Throughout my academic career, I have spent time speaking at schools and sixth-form conferences. For over a decade I have spoken in schools as part of the ‘Peers in Schools’ programme. Started in 2007, it involves secondary schools being asked if they would like a member of the House of Lords to come and speak about the role of the House. Many peers participate and since the scheme started, it is estimated that we have spoken in about 2,000 schools to over 100,000 pupils.
I have spoken most often to schools in Lincolnshire and Yorkshire, but have also covered schools in different parts of the country. In a number of cases, it is repeat visit. Last week, for example, I spoke to politics students at King’s School, Grantham (photograph top right), and later in the week to Year 12 pupils at Skegness Grammar School (photograph bottom right). I had spoken at both before and greatly enjoyed the occasions. Both were notable for the number and wide range of questions. They covered not only the Lords, but wider constitutional issues as well as current policies. The question that I had most difficulty in answering was the final one at the King’s School: who are the four people, alive or dead, I would most like to have dinner with? Took me ages to even think of one person, let alone four.

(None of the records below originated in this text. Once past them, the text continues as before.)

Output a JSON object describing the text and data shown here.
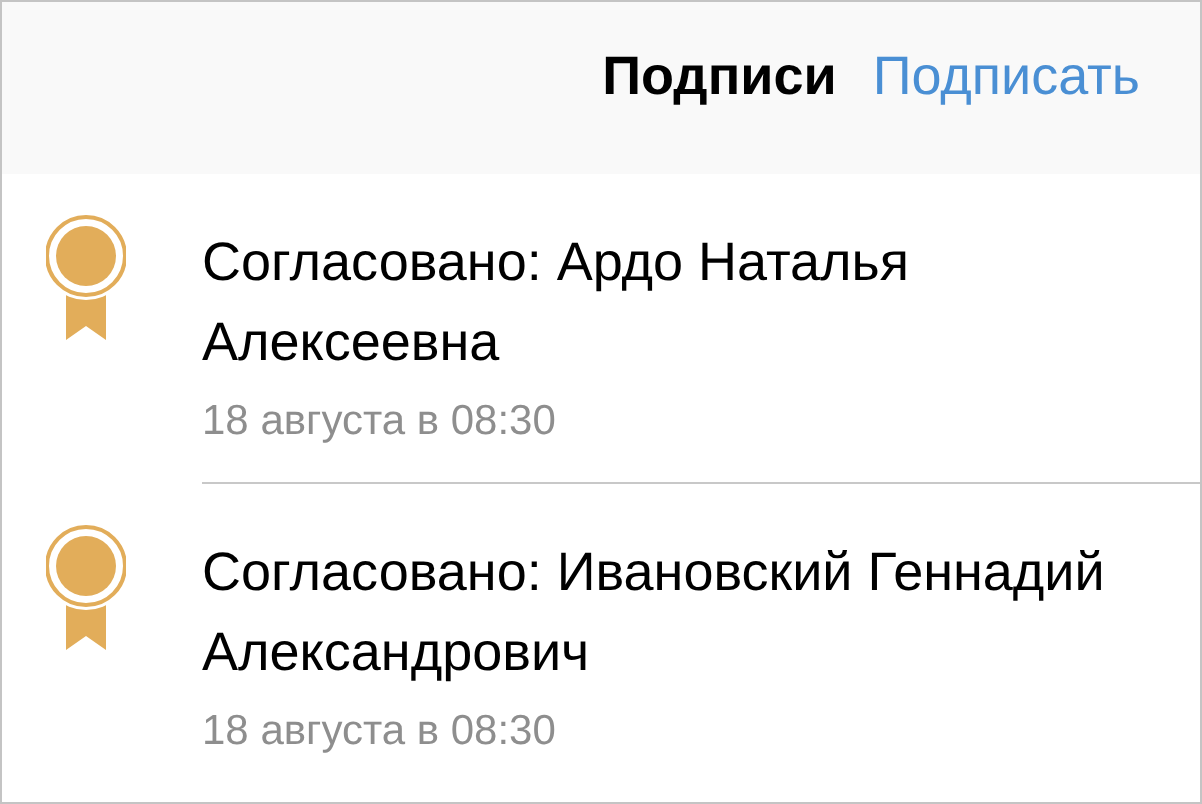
{
  "header": {
    "title": "Подписи",
    "action": "Подписать"
  },
  "signatures": [
    {
      "status": "Согласовано: Ардо Наталья Алексеевна",
      "date": "18 августа в 08:30"
    },
    {
      "status": "Согласовано: Ивановский Геннадий Александрович",
      "date": "18 августа в 08:30"
    }
  ]
}
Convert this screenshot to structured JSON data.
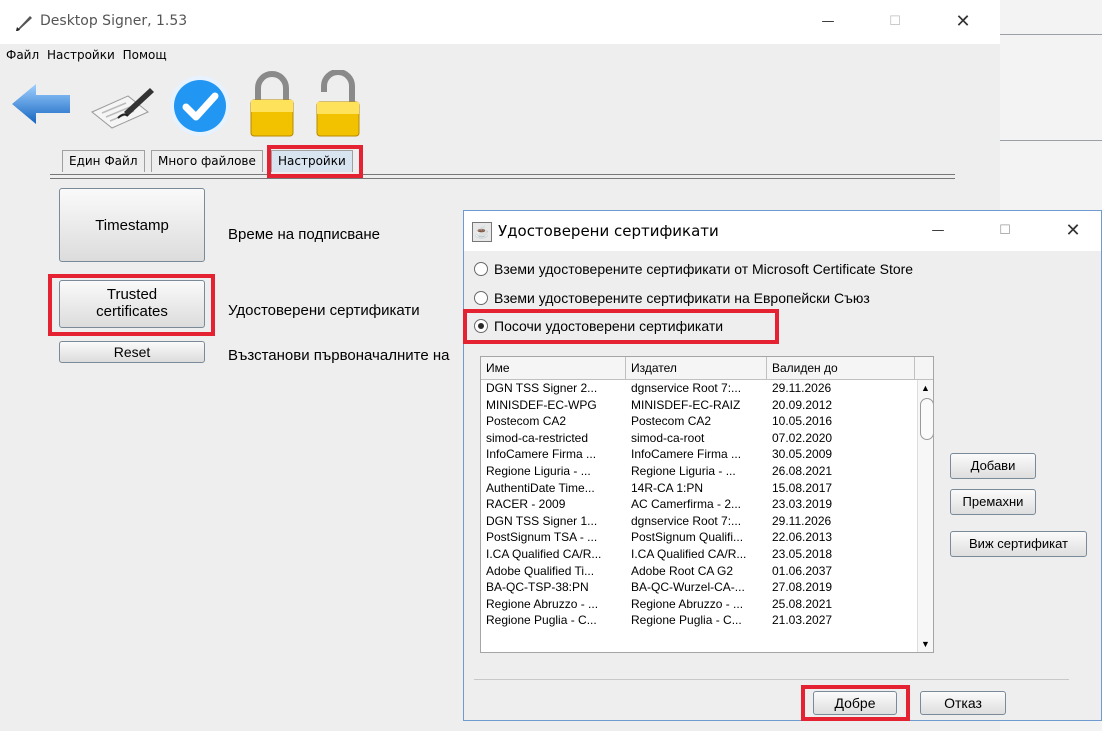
{
  "window": {
    "title": "Desktop Signer, 1.53",
    "minimize": "—",
    "maximize": "☐",
    "close": "✕"
  },
  "menu": [
    "Файл",
    "Настройки",
    "Помощ"
  ],
  "toolbar": [
    "back-arrow-icon",
    "sign-document-icon",
    "check-icon",
    "lock-closed-icon",
    "lock-open-icon"
  ],
  "tabs": [
    {
      "label": "Един Файл"
    },
    {
      "label": "Много файлове"
    },
    {
      "label": "Настройки"
    }
  ],
  "settings": {
    "timestamp_button": "Timestamp",
    "timestamp_desc": "Време на подписване",
    "trusted_button_line1": "Trusted",
    "trusted_button_line2": "certificates",
    "trusted_desc": "Удостоверени сертификати",
    "reset_button": "Reset",
    "reset_desc": "Възстанови първоначалните на"
  },
  "dialog": {
    "title": "Удостоверени сертификати",
    "minimize": "—",
    "maximize": "☐",
    "close": "✕",
    "options": [
      "Вземи удостоверените сертификати от Microsoft Certificate Store",
      "Вземи удостоверените сертификати на Европейски Съюз",
      "Посочи удостоверени сертификати"
    ],
    "columns": [
      "Име",
      "Издател",
      "Валиден до"
    ],
    "rows": [
      [
        "DGN TSS Signer 2...",
        "dgnservice Root 7:...",
        "29.11.2026"
      ],
      [
        "MINISDEF-EC-WPG",
        "MINISDEF-EC-RAIZ",
        "20.09.2012"
      ],
      [
        "Postecom CA2",
        "Postecom CA2",
        "10.05.2016"
      ],
      [
        "simod-ca-restricted",
        "simod-ca-root",
        "07.02.2020"
      ],
      [
        "InfoCamere Firma ...",
        "InfoCamere Firma ...",
        "30.05.2009"
      ],
      [
        "Regione Liguria - ...",
        "Regione Liguria - ...",
        "26.08.2021"
      ],
      [
        "AuthentiDate Time...",
        "14R-CA 1:PN",
        "15.08.2017"
      ],
      [
        "RACER - 2009",
        "AC Camerfirma - 2...",
        "23.03.2019"
      ],
      [
        "DGN TSS Signer 1...",
        "dgnservice Root 7:...",
        "29.11.2026"
      ],
      [
        "PostSignum TSA - ...",
        "PostSignum Qualifi...",
        "22.06.2013"
      ],
      [
        "I.CA Qualified CA/R...",
        "I.CA Qualified CA/R...",
        "23.05.2018"
      ],
      [
        "Adobe Qualified Ti...",
        "Adobe Root CA G2",
        "01.06.2037"
      ],
      [
        "BA-QC-TSP-38:PN",
        "BA-QC-Wurzel-CA-...",
        "27.08.2019"
      ],
      [
        "Regione Abruzzo - ...",
        "Regione Abruzzo - ...",
        "25.08.2021"
      ],
      [
        "Regione Puglia - C...",
        "Regione Puglia - C...",
        "21.03.2027"
      ]
    ],
    "buttons": {
      "add": "Добави",
      "remove": "Премахни",
      "view": "Виж сертификат",
      "ok": "Добре",
      "cancel": "Отказ"
    }
  }
}
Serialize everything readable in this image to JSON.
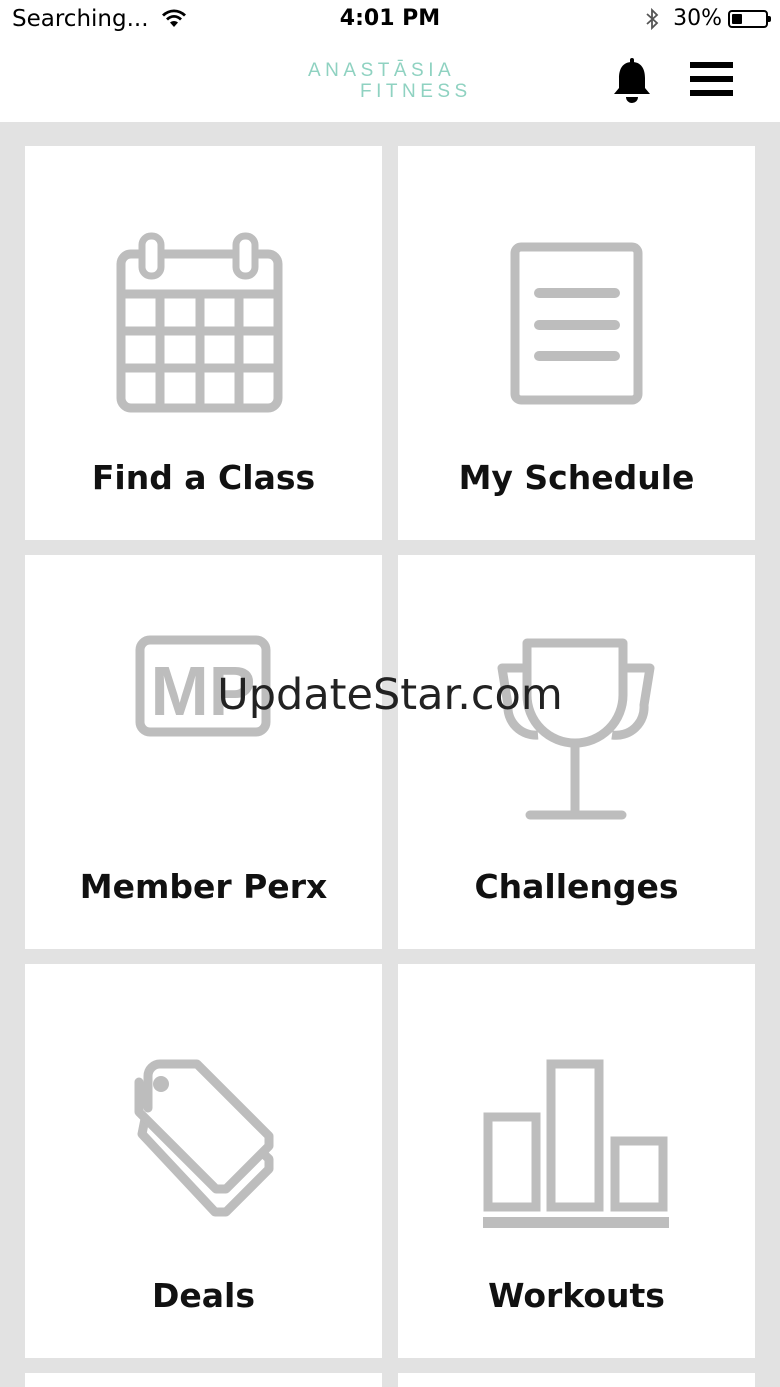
{
  "status": {
    "carrier": "Searching...",
    "time": "4:01 PM",
    "battery": "30%",
    "battery_level": 0.3
  },
  "header": {
    "logo_line1": "ANASTĀSIA",
    "logo_line2": "FITNESS"
  },
  "tiles": [
    {
      "label": "Find a Class",
      "icon": "calendar-icon"
    },
    {
      "label": "My Schedule",
      "icon": "document-icon"
    },
    {
      "label": "Member Perx",
      "icon": "mp-badge-icon",
      "icon_text": "MP"
    },
    {
      "label": "Challenges",
      "icon": "trophy-icon"
    },
    {
      "label": "Deals",
      "icon": "tag-icon"
    },
    {
      "label": "Workouts",
      "icon": "bar-chart-icon"
    }
  ],
  "watermark": "UpdateStar.com",
  "colors": {
    "background": "#e2e2e2",
    "tile": "#ffffff",
    "icon_gray": "#bdbdbd",
    "logo": "#8fd2c1"
  }
}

Some of the talks are to politics A-level students, sometimes to year groups, and sometimes as part of citizenship classes. Where politics is taught at A-level, it tends to be taught well, with enthusiastic teachers and students. The problem is with citizenship education. Some schools do it well, but as I have previously noted, there is a problem with resources and providing incentives for schools to take it seriously. I am delighted when I do get the opportunity to speak as part of citizenship education. I just wish it was more widespread.